As such, he recommends that brokers take the time to explain these risks to the business clients they work with – and offer them advice on how to mitigate these risks, not just through cyber insurance but through prevention.
In particular, he suggests companies should clearly understand what data their vendors are handling; consider creating cyber security standards for partners within their supply chain; andnegotiatefavourable terms in contracts with vendors and suppliers, including the ability to undertake audits. Beyond the actual coverage protections, he explains, the underwriting process is usually thorough and sophisticated, and can act almost as a second audit beyond the company’s own due diligence when vetting that vendor.
In addition, he suggests that companies who are already successfully interpreting and leveraging threat information should consider sharing this information with its vendors and suppliers.

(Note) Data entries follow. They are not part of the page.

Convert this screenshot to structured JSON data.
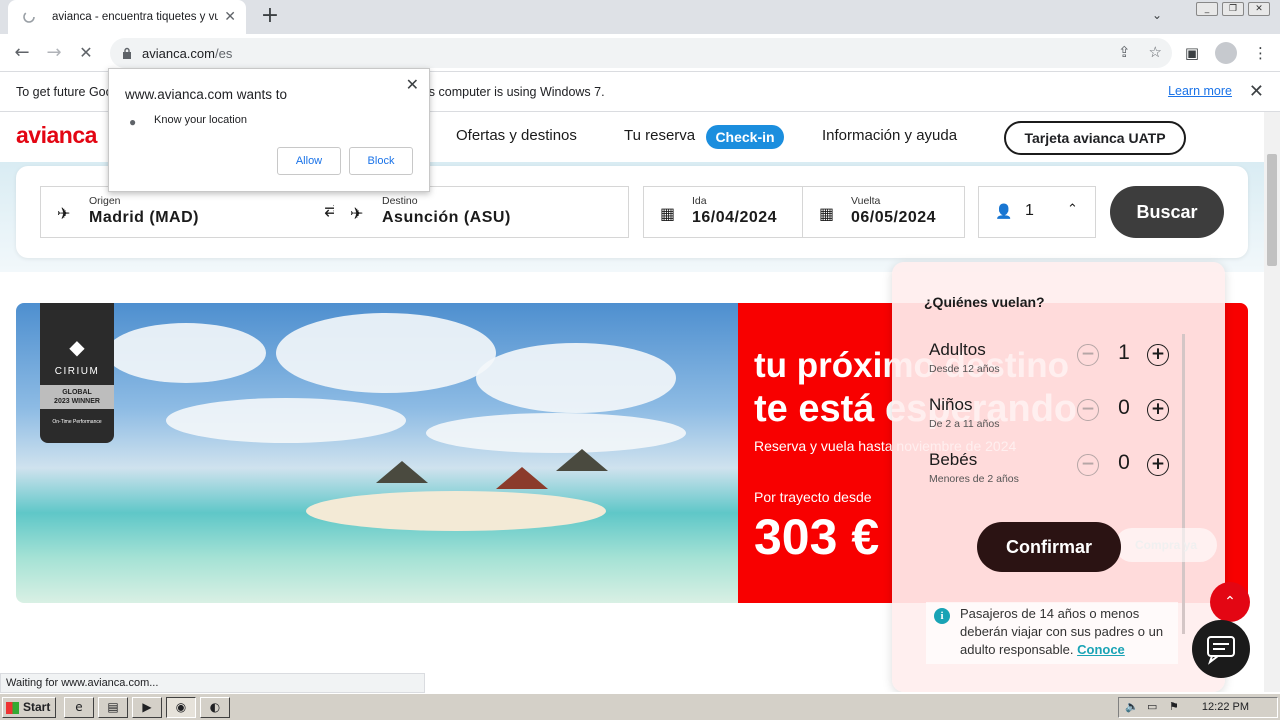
{
  "browser": {
    "tab_title": "avianca - encuentra tiquetes y vuelos",
    "url_host": "avianca.com",
    "url_path": "/es",
    "infobar_text": "To get future Google Chrome updates, you'll need Windows 10 or later. This computer is using Windows 7.",
    "infobar_link": "Learn more",
    "status_text": "Waiting for www.avianca.com..."
  },
  "permission": {
    "title": "www.avianca.com wants to",
    "request": "Know your location",
    "allow": "Allow",
    "block": "Block"
  },
  "site": {
    "logo": "avianca",
    "nav": {
      "ofertas": "Ofertas y destinos",
      "reserva": "Tu reserva",
      "checkin": "Check-in",
      "info": "Información y ayuda",
      "uatp": "Tarjeta avianca UATP"
    },
    "search": {
      "origin_label": "Origen",
      "origin_value": "Madrid (MAD)",
      "dest_label": "Destino",
      "dest_value": "Asunción (ASU)",
      "ida_label": "Ida",
      "ida_value": "16/04/2024",
      "vuelta_label": "Vuelta",
      "vuelta_value": "06/05/2024",
      "passengers": "1",
      "buscar": "Buscar"
    },
    "banner": {
      "badge_brand": "CIRIUM",
      "badge_global": "GLOBAL",
      "badge_winner": "2023 WINNER",
      "badge_caption": "On-Time Performance",
      "headline_1": "tu próximo destino",
      "headline_2": "te está esperando",
      "subline": "Reserva y vuela hasta noviembre de 2024",
      "per_trip": "Por trayecto desde",
      "price": "303 €"
    },
    "pax": {
      "title": "¿Quiénes vuelan?",
      "rows": [
        {
          "name": "Adultos",
          "sub": "Desde 12 años",
          "count": "1"
        },
        {
          "name": "Niños",
          "sub": "De 2 a 11 años",
          "count": "0"
        },
        {
          "name": "Bebés",
          "sub": "Menores de 2 años",
          "count": "0"
        }
      ],
      "confirm": "Confirmar",
      "compra": "Compra ya",
      "note": "Pasajeros de 14 años o menos deberán viajar con sus padres o un adulto responsable.",
      "note_link": "Conoce"
    }
  },
  "taskbar": {
    "start": "Start",
    "clock": "12:22 PM"
  }
}
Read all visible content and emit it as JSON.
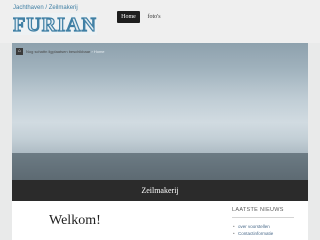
{
  "header": {
    "logo_tagline": "Jachthaven / Zeilmakerij",
    "logo_name": "FURIAN",
    "colors": {
      "logo_blue": "#3f7fa4",
      "logo_fill": "#dfeaf1"
    }
  },
  "nav": {
    "items": [
      {
        "label": "Home",
        "active": true
      },
      {
        "label": "foto's",
        "active": false
      }
    ]
  },
  "breadcrumb": {
    "icon": "home-icon",
    "text": "Nog schattn ligplaatsen beschikbaar",
    "trail": "Home"
  },
  "banner": {
    "title": "Zeilmakerij"
  },
  "main": {
    "heading": "Welkom!"
  },
  "sidebar": {
    "title": "LAATSTE NIEUWS",
    "items": [
      {
        "label": "over voorstellen"
      },
      {
        "label": "Contactinformatie"
      }
    ]
  }
}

“The challenge is sharing meaningful and actionable intelligence rather than all information that passes through systems,” he explained. “The company should consider when and how to appropriately share information, bearing in mind that it is not a managed security provider for its vendors. Hiring vendors that have effective security capabilities is ideal, but for a subset of vendors with useful services but limited security resources, periodically sending an email advising them about a threat to look out for may be an information sharing strategy companies could employ.”
This, he explains, will then create an opportunity for an insurance broker to step in.
“An insurance professional can then advise about the proper coverages to help protect against cyber threats and other supply chain risks,” he said. “The goal is to recognize the threats, limit exposure, and ensure supply chain redundancy.”